Rights and permissions

Open Access This article is licensed under a Creative Commons Attribution 4.0 International License, which permits use, sharing, adaptation, distribution and reproduction in any medium or format, as long as you give appropriate credit to the original author(s) and the source, provide a link to the Creative Commons licence, and indicate if changes were made. The images or other third party material in this article are included in the article's Creative Commons licence, unless indicated otherwise in a credit line to the material. If material is not included in the article's Creative Commons licence and your intended use is not permitted by statutory regulation or exceeds the permitted use, you will need to obtain permission directly from the copyright holder. To view a copy of this licence, visit http://creativecommons.org/licenses/by/4.0/. The Creative Commons Public Domain Dedication waiver (http://creativecommons.org/publicdomain/zero/1.0/) applies to the data made available in this article, unless otherwise stated in a credit line to the data.

Reprints and Permissions

About this article

Check for updates. Verify currency and authenticity via CrossMark

Cite this article

Wang, YC., Law, A., Namsanor, J. et al. Examining ecosystem (dis-)services on liver fluke infection in rural Northeast Thailand. Infect Dis Poverty 12, 38 (2023). https://doi.org/10.1186/s40249-023-01079-y

Download citation

  • Received:

  • Accepted:

  • Published:

  • DOI: https://doi.org/10.1186/s40249-023-01079-y

Keywords
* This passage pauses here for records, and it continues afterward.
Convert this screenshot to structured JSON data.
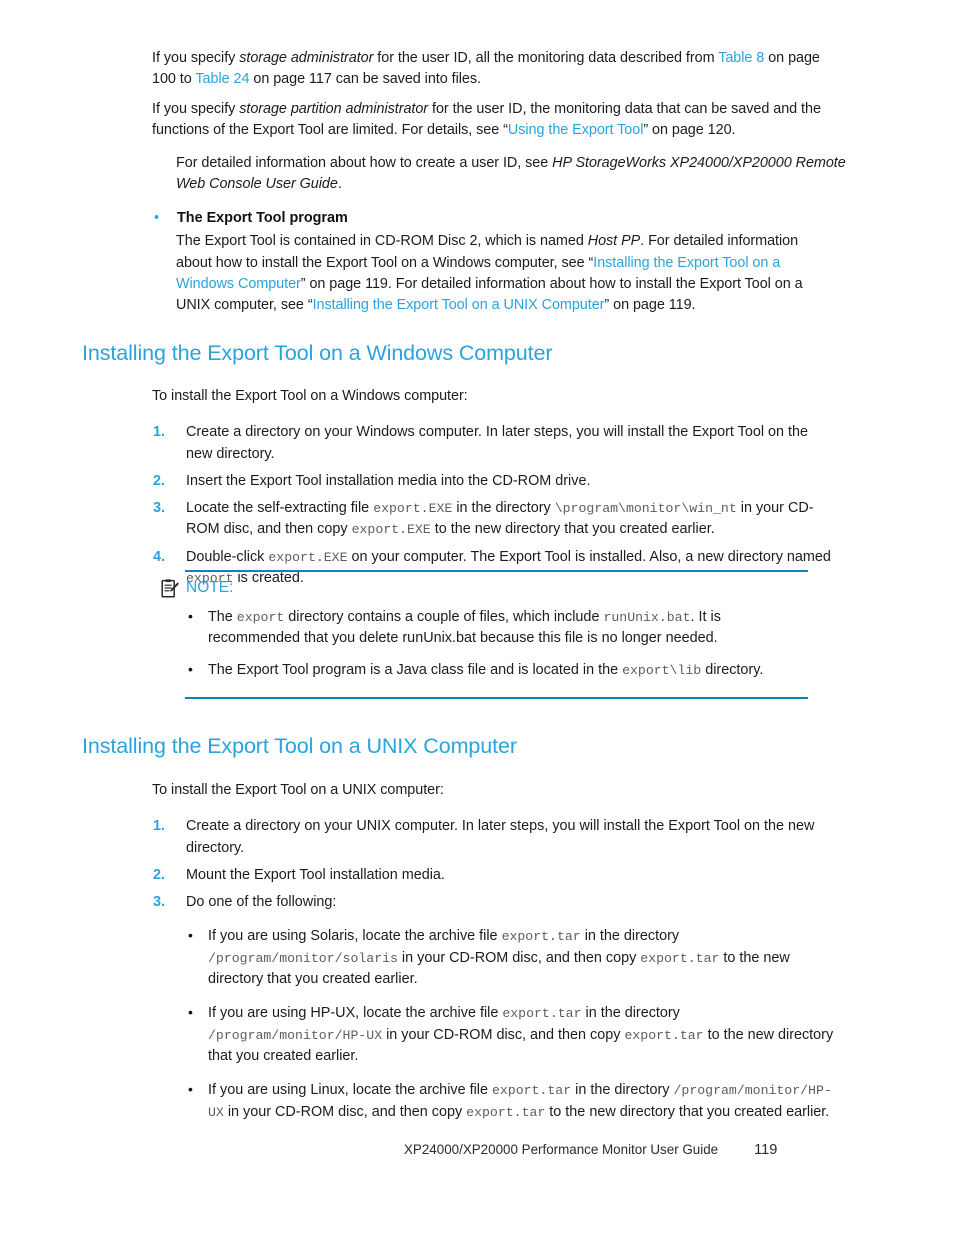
{
  "document": {
    "page_number": "119",
    "footer_title": "XP24000/XP20000 Performance Monitor User Guide"
  },
  "intro": {
    "para1": {
      "seg1": "If you specify ",
      "em1": "storage administrator",
      "seg2": " for the user ID, all the monitoring data described from ",
      "link1": "Table 8",
      "seg3": " on page 100 to ",
      "link2": "Table 24",
      "seg4": " on page 117 can be saved into files."
    },
    "para2": {
      "seg1": "If you specify ",
      "em1": "storage partition administrator",
      "seg2": " for the user ID, the monitoring data that can be saved and the functions of the Export Tool are limited. For details, see “",
      "link1": "Using the Export Tool",
      "seg3": "” on page 120."
    },
    "para3": {
      "seg1": "For detailed information about how to create a user ID, see ",
      "em1": "HP StorageWorks XP24000/XP20000 Remote Web Console User Guide",
      "seg2": "."
    }
  },
  "export_tool_bullet": {
    "bullet_char": "•",
    "title": "The Export Tool program",
    "body": {
      "seg1": "The Export Tool is contained in CD-ROM Disc 2, which is named ",
      "em1": "Host PP",
      "seg2": ". For detailed information about how to install the Export Tool on a Windows computer, see “",
      "link1": "Installing the Export Tool on a Windows Computer",
      "seg3": "” on page 119. For detailed information about how to install the Export Tool on a UNIX computer, see “",
      "link2": "Installing the Export Tool on a UNIX Computer",
      "seg4": "” on page 119."
    }
  },
  "windows_section": {
    "heading": "Installing the Export Tool on a Windows Computer",
    "lead_in": "To install the Export Tool on a Windows computer:",
    "steps": [
      {
        "num": "1.",
        "text": "Create a directory on your Windows computer. In later steps, you will install the Export Tool on the new directory."
      },
      {
        "num": "2.",
        "text": "Insert the Export Tool installation media into the CD-ROM drive."
      },
      {
        "num": "3.",
        "seg1": "Locate the self-extracting file ",
        "code1": "export.EXE",
        "seg2": " in the directory ",
        "code2": "\\program\\monitor\\win_nt",
        "seg3": " in your CD-ROM disc, and then copy ",
        "code3": "export.EXE",
        "seg4": " to the new directory that you created earlier."
      },
      {
        "num": "4.",
        "seg1": "Double-click ",
        "code1": "export.EXE",
        "seg2": " on your computer. The Export Tool is installed. Also, a new directory named ",
        "code2": "export",
        "seg3": " is created."
      }
    ]
  },
  "note": {
    "icon": "note-clipboard-icon",
    "label": "NOTE:",
    "items": [
      {
        "bullet_char": "•",
        "seg1": "The ",
        "code1": "export",
        "seg2": " directory contains a couple of files, which include ",
        "code2": "runUnix.bat",
        "seg3": ". It is recommended that you delete runUnix.bat because this file is no longer needed."
      },
      {
        "bullet_char": "•",
        "seg1": "The Export Tool program is a Java class file and is located in the ",
        "code1": "export\\lib",
        "seg2": " directory."
      }
    ]
  },
  "unix_section": {
    "heading": "Installing the Export Tool on a UNIX Computer",
    "lead_in": "To install the Export Tool on a UNIX computer:",
    "steps": [
      {
        "num": "1.",
        "text": "Create a directory on your UNIX computer. In later steps, you will install the Export Tool on the new directory."
      },
      {
        "num": "2.",
        "text": "Mount the Export Tool installation media."
      },
      {
        "num": "3.",
        "text": "Do one of the following:"
      }
    ],
    "sub_bullets": [
      {
        "bullet_char": "•",
        "seg1": "If you are using Solaris, locate the archive file ",
        "code1": "export.tar",
        "seg2": " in the directory ",
        "code2": "/program/monitor/solaris",
        "seg3": " in your CD-ROM disc, and then copy ",
        "code3": "export.tar",
        "seg4": " to the new directory that you created earlier."
      },
      {
        "bullet_char": "•",
        "seg1": "If you are using HP-UX, locate the archive file ",
        "code1": "export.tar",
        "seg2": " in the directory ",
        "code2": "/program/monitor/HP-UX",
        "seg3": " in your CD-ROM disc, and then copy ",
        "code3": "export.tar",
        "seg4": " to the new directory that you created earlier."
      },
      {
        "bullet_char": "•",
        "seg1": "If you are using Linux, locate the archive file ",
        "code1": "export.tar",
        "seg2": " in the directory ",
        "code2": "/program/monitor/HP-UX",
        "seg3": " in your CD-ROM disc, and then copy ",
        "code3": "export.tar",
        "seg4": " to the new directory that you created earlier."
      }
    ]
  },
  "colors": {
    "link_blue": "#2aa3dd",
    "heading_blue": "#2aa3dd",
    "rule_blue": "#1a7fb8",
    "body_text": "#1c1c1c",
    "code_gray": "#5e5e5e"
  }
}
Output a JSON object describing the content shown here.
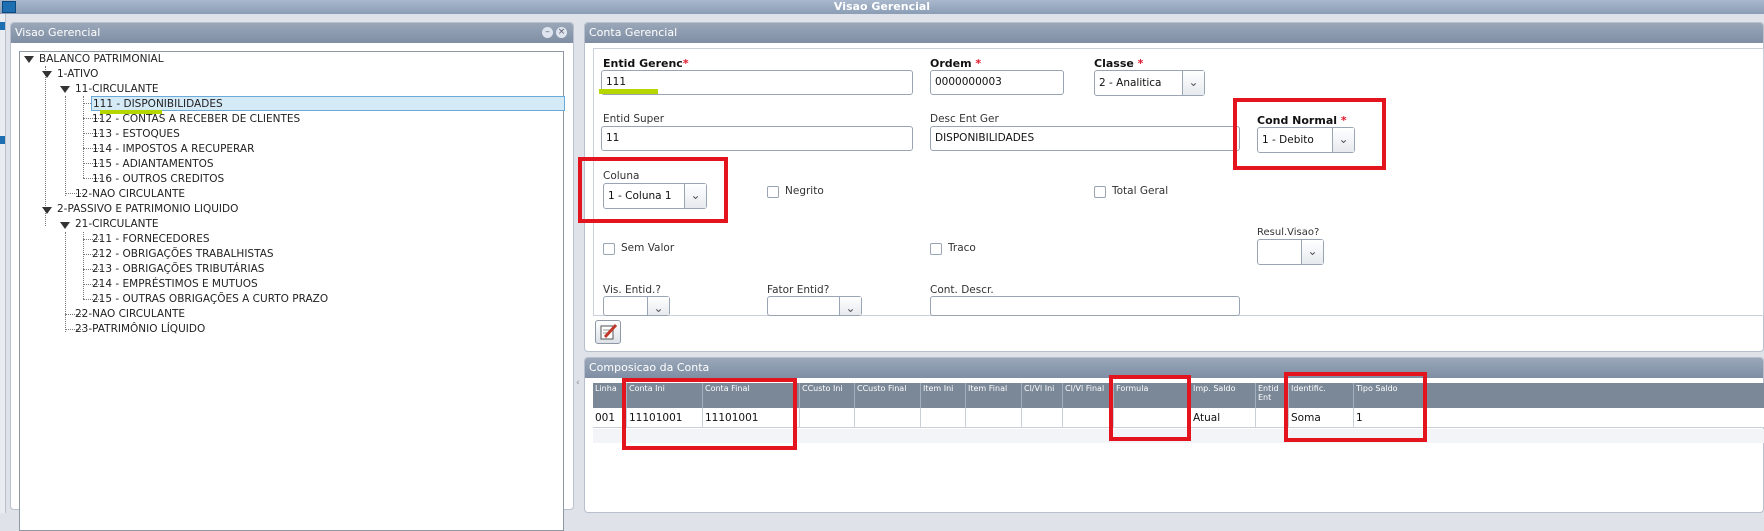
{
  "window": {
    "title": "Visao Gerencial"
  },
  "left_panel": {
    "title": "Visao Gerencial",
    "btn_min": "–",
    "btn_close": "×"
  },
  "tree": {
    "root": "BALANCO PATRIMONIAL",
    "n1": "1-ATIVO",
    "n11": "11-CIRCULANTE",
    "n111": "111 - DISPONIBILIDADES",
    "n112": "112 - CONTAS A RECEBER DE CLIENTES",
    "n113": "113 - ESTOQUES",
    "n114": "114 - IMPOSTOS A RECUPERAR",
    "n115": "115 - ADIANTAMENTOS",
    "n116": "116 - OUTROS CREDITOS",
    "n12": "12-NAO CIRCULANTE",
    "n2": "2-PASSIVO E PATRIMONIO LIQUIDO",
    "n21": "21-CIRCULANTE",
    "n211": "211 - FORNECEDORES",
    "n212": "212 - OBRIGAÇÕES TRABALHISTAS",
    "n213": "213 - OBRIGAÇÕES TRIBUTÁRIAS",
    "n214": "214 - EMPRÉSTIMOS E MUTUOS",
    "n215": "215 - OUTRAS OBRIGAÇÕES A CURTO PRAZO",
    "n22": "22-NAO CIRCULANTE",
    "n23": "23-PATRIMÔNIO LÍQUIDO"
  },
  "form_panel": {
    "title": "Conta Gerencial"
  },
  "form": {
    "entid_gerenc": {
      "label": "Entid Gerenc",
      "value": "111"
    },
    "ordem": {
      "label": "Ordem",
      "value": "0000000003"
    },
    "classe": {
      "label": "Classe",
      "value": "2 - Analitica"
    },
    "entid_super": {
      "label": "Entid Super",
      "value": "11"
    },
    "desc_ent_ger": {
      "label": "Desc Ent Ger",
      "value": "DISPONIBILIDADES"
    },
    "cond_normal": {
      "label": "Cond Normal",
      "value": "1 - Debito"
    },
    "coluna": {
      "label": "Coluna",
      "value": "1 - Coluna 1"
    },
    "negrito": {
      "label": "Negrito"
    },
    "total_geral": {
      "label": "Total Geral"
    },
    "sem_valor": {
      "label": "Sem Valor"
    },
    "traco": {
      "label": "Traco"
    },
    "resul_visao": {
      "label": "Resul.Visao?"
    },
    "vis_entid": {
      "label": "Vis. Entid.?"
    },
    "fator_entid": {
      "label": "Fator Entid?"
    },
    "cont_descr": {
      "label": "Cont. Descr."
    },
    "req_mark": "*"
  },
  "comp_panel": {
    "title": "Composicao da Conta"
  },
  "grid": {
    "headers": [
      "Linha",
      "Conta Ini",
      "Conta Final",
      "CCusto Ini",
      "CCusto Final",
      "Item Ini",
      "Item Final",
      "Cl/Vl Ini",
      "Cl/Vl Final",
      "Formula",
      "Imp. Saldo",
      "Entid Ent",
      "Identific.",
      "Tipo Saldo"
    ],
    "row": [
      "001",
      "11101001",
      "11101001",
      "",
      "",
      "",
      "",
      "",
      "",
      "",
      "Atual",
      "",
      "Soma",
      "1"
    ]
  }
}
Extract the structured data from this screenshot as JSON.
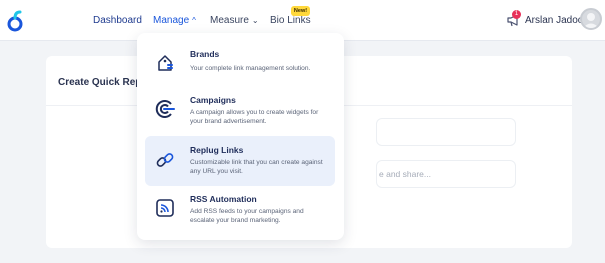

  • Liver fluke infection
  • One health
  • Neglected tropical disease
  • Cultural ecosystem service
  • Ecosystem disservice
  • Human-environment interaction